By default, Confluence stores its users and groups in the Confluence database. This is called the internal directory. You can choose to connect Confluence to an external userbase instead, such as Microsoft Active Directory or another LDAP server. You can also use Atlassian Crowd and JIRA applications as directory managers. When you add a user or group to Confluence, it will be added to the external directory too, based on your configuration options. See Configuring User Directories.
Almost all authentication in Confluence (and JIRA applications) is performed through Seraph, Atlassian's open source web authentication framework. The goal of Seraph is to provide a simple, extensible authentication system that we can use on any application server.
Seraph is implemented as a servlet filter. Its sole job is, given a web request, to associate that request with a particular user (or no user if the request is anonymous). It supports several methods of authentication, including HTTP Basic Authentication, form-based authentication, and looking up credentials already stored in the user's session.
Seraph itself performs no user management functions. It merely checks the credentials of the incoming request and delegates any user management functions (looking up a user, checking a user's password) to Confluence's user management system.
If you want to integrate Confluence with your own single sign-on (SSO) infrastructure, you would do so by installing Atlassian Crowd or by writing a custom Seraph authenticator. See our developer documentation on HTTP authentication with Seraph.
XML-RPC and SOAP authentication
Normally, requests for Confluence's remote API will include an authentication token as the first argument. With this method of authentication, XML-RPC and SOAP authentication requests are checked directly against the user management framework, and tokens are assigned directly by the remote API subsystem. These requests do not pass through Seraph authenticators.
However, if the token argument is blank, Seraph will be used as a fallback authentication method for remote API requests. So, to use a custom Seraph authenticator with XML-RPC or SOAP requests, ensure that you pass an empty string as the authentication token to remote API methods.
By default, password authentication is delegated from Seraph to the user management system. This is not necessary, however. Single sign-on systems may have no password authentication at all, and get all the necessary credentials from the SSO provider.
Earlier user management frameworks
- Atlassian-User – now behind the scenes. Atlassian-User is a user and group management framework developed by Atlassian. It provides user, group and profile management services to Confluence. In earlier versions of Confluence, you needed to configure your user directories by editing the
atlassian-user.xmlfile directly. In Confluence 3.5 and later this is no longer necessary, nor is it possible. Please refer to the documentation for Confluence 3.4 or earlier, if you need details of this framework. Refer to the Confluence 3.5 Upgrade Notes for details of the automatic migration that will occur during the upgrade process. Not applicable to Confluence Cloud.

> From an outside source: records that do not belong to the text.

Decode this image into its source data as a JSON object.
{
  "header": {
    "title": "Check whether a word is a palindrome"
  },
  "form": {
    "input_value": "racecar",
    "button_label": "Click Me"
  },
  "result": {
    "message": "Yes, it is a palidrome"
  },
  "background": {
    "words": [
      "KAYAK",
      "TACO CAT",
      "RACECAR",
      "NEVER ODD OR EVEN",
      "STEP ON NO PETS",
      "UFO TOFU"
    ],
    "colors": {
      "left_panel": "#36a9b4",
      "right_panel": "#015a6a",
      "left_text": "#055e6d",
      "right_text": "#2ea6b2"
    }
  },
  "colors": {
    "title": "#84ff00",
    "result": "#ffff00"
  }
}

- OSUser – obsolete. OpenSymphony User was Confluence's core user management framework before Atlassian-User. Please refer to the documentation for Confluence 3.4 or earlier, if you need details of this framework.
Was this helpful?
Thanks for your feedback!